SAN ANTONIO (Reuters) - The list of things the San Antonio Spurs did superbly in the opening game of the NBA Finals is textbook: shooting, defense, rebounding and assists.
But coach Gregg Popovich knows that the Spurs will not beat the Miami Heat over a full series and claim their first championship since 2007 if they cannot control turnovers.
San Antonio committed 22 on Thursday but did everything else so wonderfully, the result was a 110-95 victory.
“Both teams were a little bit sloppy in that regard (Miami had 16) for sure and it’s always frustrating to a coach,” Popovich told reporters on Friday.
“Some turnovers were forced, some unforced. But the unforced ones are the ones that drive you really crazy. For us, that’s always a bad sign. We escaped last night by shooting the ball the way we did, I guess.
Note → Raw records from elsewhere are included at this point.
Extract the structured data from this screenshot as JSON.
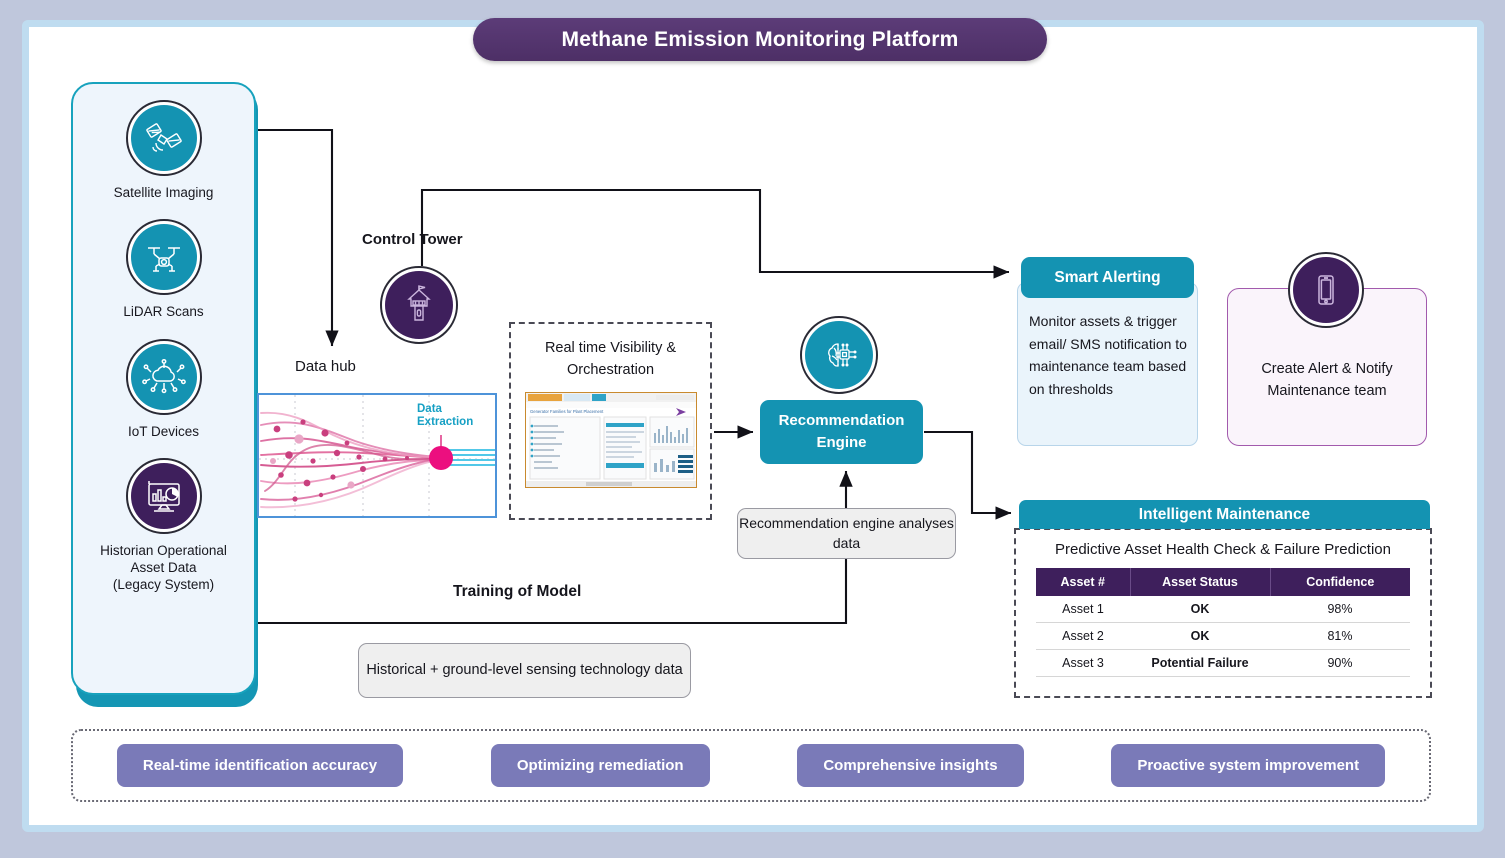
{
  "title": "Methane Emission Monitoring Platform",
  "sources": {
    "items": [
      {
        "label": "Satellite Imaging",
        "icon": "satellite-icon",
        "tone": "teal"
      },
      {
        "label": "LiDAR Scans",
        "icon": "drone-icon",
        "tone": "teal"
      },
      {
        "label": "IoT Devices",
        "icon": "iot-cloud-icon",
        "tone": "teal"
      },
      {
        "label": "Historian Operational Asset Data (Legacy System)",
        "icon": "dashboard-monitor-icon",
        "tone": "purple"
      }
    ]
  },
  "control_tower": {
    "label": "Control Tower",
    "icon": "control-tower-icon"
  },
  "data_hub": {
    "label": "Data hub",
    "annotation": "Data Extraction",
    "icon": "network-flow-graphic"
  },
  "real_time": {
    "title": "Real time Visibility & Orchestration",
    "thumbnail": "dashboard-screenshot"
  },
  "recommendation": {
    "icon": "ai-brain-chip-icon",
    "box_label": "Recommendation Engine",
    "note": "Recommendation engine analyses data"
  },
  "training": {
    "label": "Training of Model",
    "data_box": "Historical + ground-level sensing technology data"
  },
  "smart_alerting": {
    "header": "Smart Alerting",
    "body": "Monitor assets & trigger email/ SMS notification to maintenance team based on thresholds"
  },
  "create_alert": {
    "text": "Create Alert & Notify Maintenance team",
    "icon": "mobile-phone-icon"
  },
  "intelligent_maintenance": {
    "header": "Intelligent Maintenance",
    "subtitle": "Predictive Asset Health Check & Failure Prediction",
    "columns": [
      "Asset #",
      "Asset Status",
      "Confidence"
    ],
    "rows": [
      {
        "asset": "Asset 1",
        "status": "OK",
        "status_type": "ok",
        "confidence": "98%"
      },
      {
        "asset": "Asset 2",
        "status": "OK",
        "status_type": "ok",
        "confidence": "81%"
      },
      {
        "asset": "Asset 3",
        "status": "Potential Failure",
        "status_type": "fail",
        "confidence": "90%"
      }
    ]
  },
  "benefits": [
    "Real-time identification accuracy",
    "Optimizing remediation",
    "Comprehensive insights",
    "Proactive system improvement"
  ],
  "colors": {
    "teal": "#1493b2",
    "purple": "#3e1f5c",
    "title_purple": "#4d2f66",
    "benefit_purple": "#7a7ab8",
    "status_ok": "#9cbb5a",
    "status_fail": "#d40511",
    "page_bg": "#bfc7dc",
    "frame_blue": "#bfdcf0"
  }
}
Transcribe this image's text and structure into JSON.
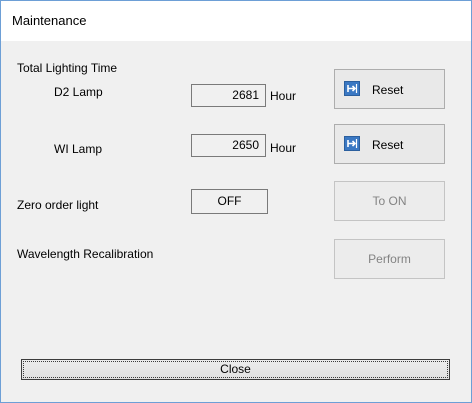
{
  "window": {
    "title": "Maintenance"
  },
  "lighting": {
    "section_label": "Total Lighting Time",
    "d2": {
      "label": "D2 Lamp",
      "value": "2681",
      "unit": "Hour",
      "reset_label": "Reset"
    },
    "wi": {
      "label": "WI Lamp",
      "value": "2650",
      "unit": "Hour",
      "reset_label": "Reset"
    }
  },
  "zero_order": {
    "label": "Zero order light",
    "status": "OFF",
    "button_label": "To ON"
  },
  "recalibration": {
    "label": "Wavelength Recalibration",
    "button_label": "Perform"
  },
  "footer": {
    "close_label": "Close"
  },
  "icons": {
    "reset": "reset-arrow-icon"
  },
  "colors": {
    "window_border": "#6d9fd6",
    "dialog_bg": "#f0f0f0",
    "icon_blue": "#3a78c3"
  }
}
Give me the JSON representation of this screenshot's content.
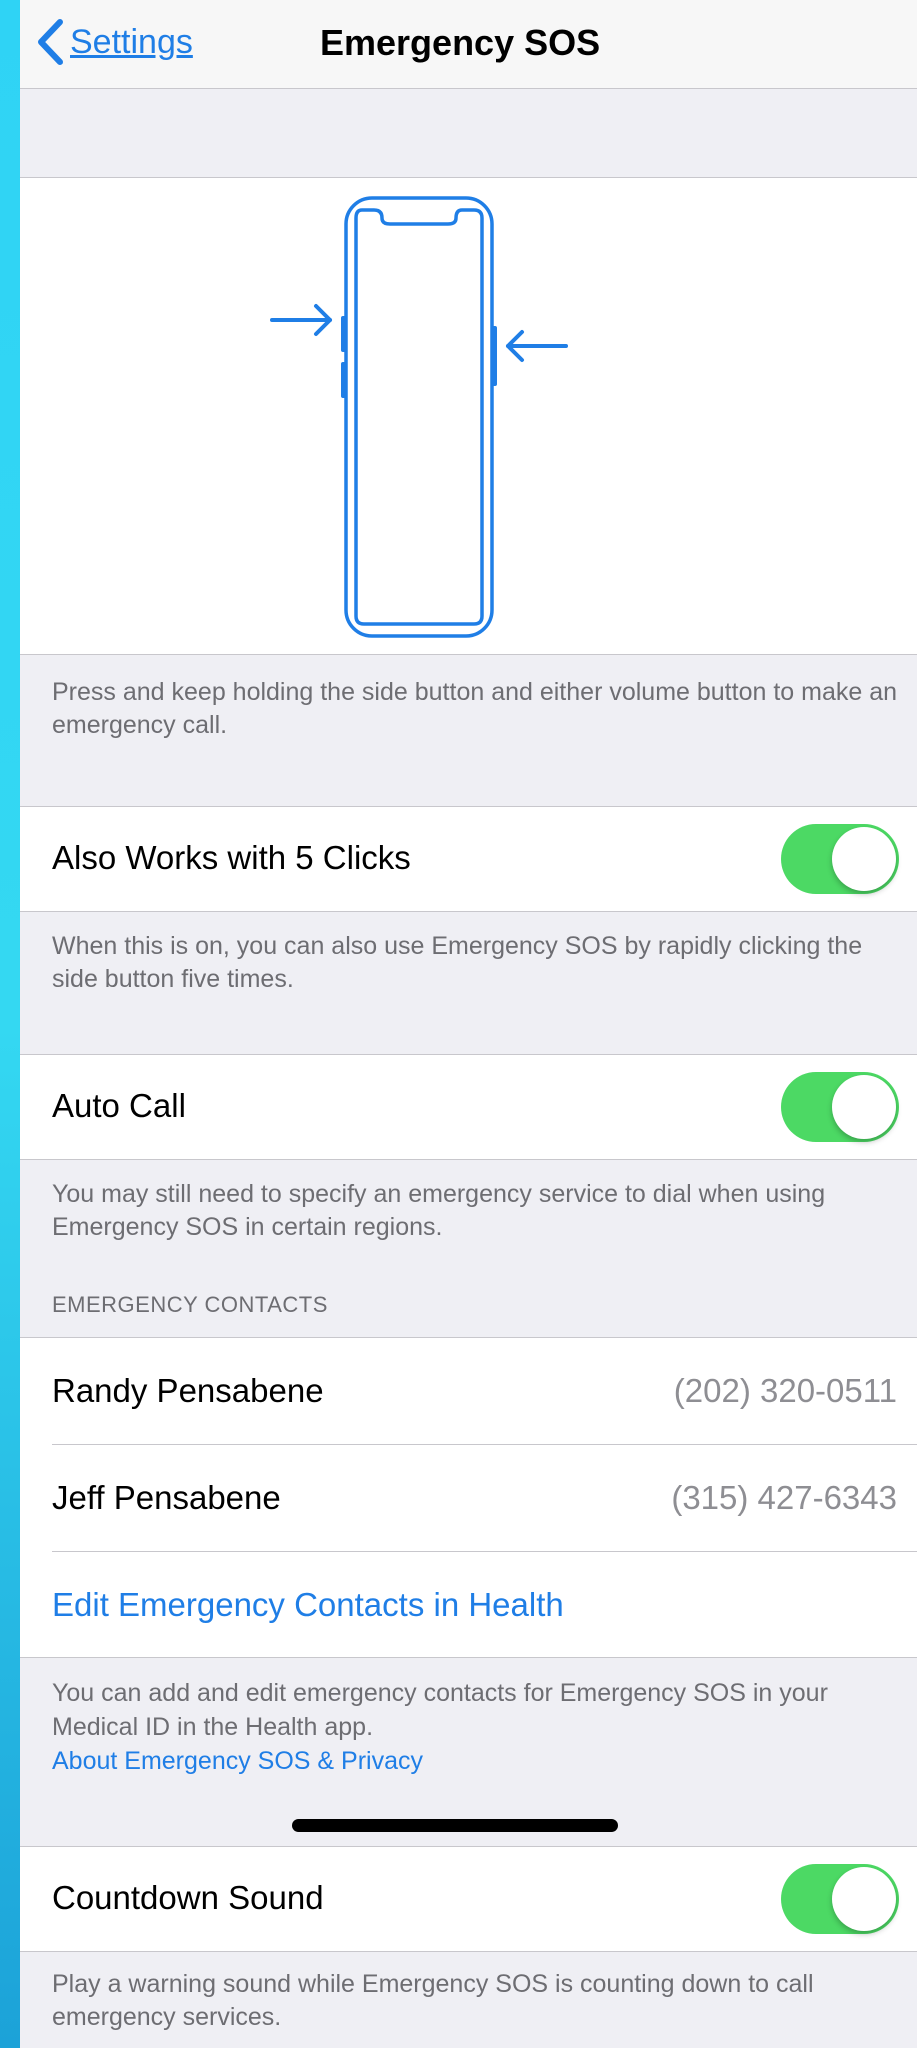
{
  "nav": {
    "back_label": "Settings",
    "title": "Emergency SOS"
  },
  "illustration": {
    "icon": "phone-side-buttons-diagram",
    "caption": "Press and keep holding the side button and either volume button to make an emergency call."
  },
  "five_clicks": {
    "label": "Also Works with 5 Clicks",
    "enabled": true,
    "footer": "When this is on, you can also use Emergency SOS by rapidly clicking the side button five times."
  },
  "auto_call": {
    "label": "Auto Call",
    "enabled": true,
    "footer": "You may still need to specify an emergency service to dial when using Emergency SOS in certain regions."
  },
  "contacts": {
    "header": "EMERGENCY CONTACTS",
    "items": [
      {
        "name": "Randy Pensabene",
        "phone": "(202) 320-0511"
      },
      {
        "name": "Jeff Pensabene",
        "phone": "(315) 427-6343"
      }
    ],
    "edit_link": "Edit Emergency Contacts in Health",
    "footer": "You can add and edit emergency contacts for Emergency SOS in your Medical ID in the Health app.",
    "privacy_link": "About Emergency SOS & Privacy"
  },
  "countdown": {
    "label": "Countdown Sound",
    "enabled": true,
    "footer": "Play a warning sound while Emergency SOS is counting down to call emergency services."
  },
  "colors": {
    "accent": "#1f7ee6",
    "toggle_on": "#4cd964",
    "grouped_bg": "#efeff4"
  }
}
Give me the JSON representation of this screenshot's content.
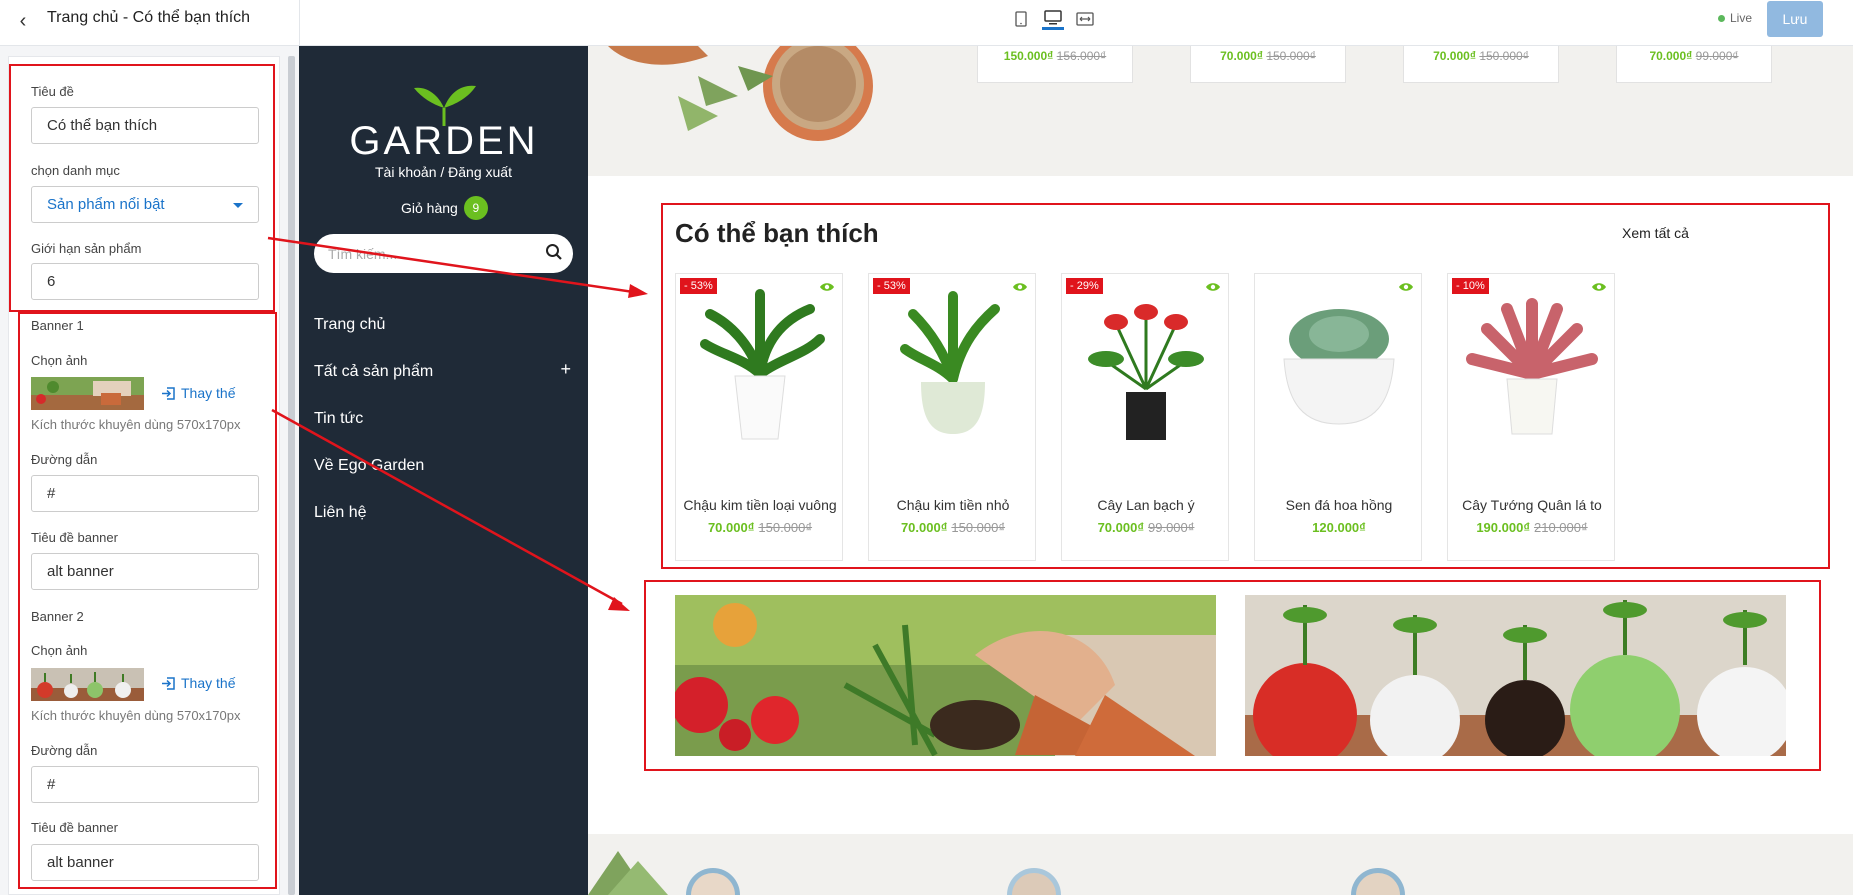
{
  "topbar": {
    "title": "Trang chủ - Có thể bạn thích",
    "live": "Live",
    "save": "Lưu"
  },
  "sidebar": {
    "title_label": "Tiêu đề",
    "title_value": "Có thể bạn thích",
    "category_label": "chọn danh mục",
    "category_value": "Sản phẩm nổi bật",
    "limit_label": "Giới hạn sản phẩm",
    "limit_value": "6",
    "banners": [
      {
        "heading": "Banner 1",
        "image_label": "Chọn ảnh",
        "replace": "Thay thế",
        "hint": "Kích thước khuyên dùng 570x170px",
        "link_label": "Đường dẫn",
        "link_value": "#",
        "alt_label": "Tiêu đề banner",
        "alt_value": "alt banner"
      },
      {
        "heading": "Banner 2",
        "image_label": "Chọn ảnh",
        "replace": "Thay thế",
        "hint": "Kích thước khuyên dùng 570x170px",
        "link_label": "Đường dẫn",
        "link_value": "#",
        "alt_label": "Tiêu đề banner",
        "alt_value": "alt banner"
      }
    ]
  },
  "store": {
    "logo": "GARDEN",
    "account": "Tài khoản / Đăng xuất",
    "cart_label": "Giỏ hàng",
    "cart_count": "9",
    "search_placeholder": "Tìm kiếm...",
    "menu": [
      "Trang chủ",
      "Tất cả sản phẩm",
      "Tin tức",
      "Về Ego Garden",
      "Liên hệ"
    ]
  },
  "previous_prices": [
    {
      "new": "150.000₫",
      "old": "156.000₫"
    },
    {
      "new": "70.000₫",
      "old": "150.000₫"
    },
    {
      "new": "70.000₫",
      "old": "150.000₫"
    },
    {
      "new": "70.000₫",
      "old": "99.000₫"
    }
  ],
  "section": {
    "title": "Có thể bạn thích",
    "see_all": "Xem tất cả",
    "products": [
      {
        "name": "Chậu kim tiền loại vuông",
        "price": "70.000₫",
        "old_price": "150.000₫",
        "badge": "- 53%"
      },
      {
        "name": "Chậu kim tiền nhỏ",
        "price": "70.000₫",
        "old_price": "150.000₫",
        "badge": "- 53%"
      },
      {
        "name": "Cây Lan bạch ý",
        "price": "70.000₫",
        "old_price": "99.000₫",
        "badge": "- 29%"
      },
      {
        "name": "Sen đá hoa hồng",
        "price": "120.000₫",
        "old_price": "",
        "badge": ""
      },
      {
        "name": "Cây Tướng Quân lá to",
        "price": "190.000₫",
        "old_price": "210.000₫",
        "badge": "- 10%"
      }
    ]
  },
  "colors": {
    "accent": "#1a73c9",
    "sale": "#6bbf20",
    "highlight": "#e0141c",
    "nav_bg": "#1f2a37"
  }
}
“So if that continues, we’re going to have a big problem.”
Spurs guard Tony Parker agreed with Popovich.
“I still feel lucky because when we have 20‑plus turnovers, we lose those games,” said Parker, who had 19 points, eight assists but four turnovers in the series opener.
“We definitely have to take care of the ball, that’s one of the keys. Don’t get me wrong, we have to give credit to Miami’s defense and I think we have to play a little bit better.
“And if we want to win Game Two, we have to take care of the ball.”
San Antonio guard Danny Green, who hit all four of his fourth-quarter shots, including three three-pointers, said the Spurs were fortunate to win with that many miscues.
“Twenty-two turnovers against a team like that, and win the game, is very rare,” he said. “It doesn’t happen. The approach we should have is take that game as a loss because normally we wouldn’t win a game like that with 22 turnovers.”
The Spurs shot nearly 60 percent, played smart defense, held a 39-29 edge in rebounds and a 30-16 advantage in assists.
Popovich, a perfectionist who is rarely pleased, said Miami missed a lot of open shots, something he cannot count on when the best-of-seven series continues on Sunday night in San Antonio.
“We made a good number of mistakes,” he said. “They missed some wide, wide open shots that they had, that scare you to death once you watch the film.
“That’s not just blowing smoke or an exaggeration. There were about seven or eight wide‑open threes they had that just didn’t go down.”
Green said because the Spurs and Heat only play twice a season they do not know each other’s tendencies that well. He expects a “cleaner game” on Sunday.
“Both teams were kind of sloppy (in Game One) and not crisp in execution,” he said. “I’m sure Game Two will be a lot different.
“And hopefully for us, we’ll take care of the ball a lot better.”
Editing by Gene Cherry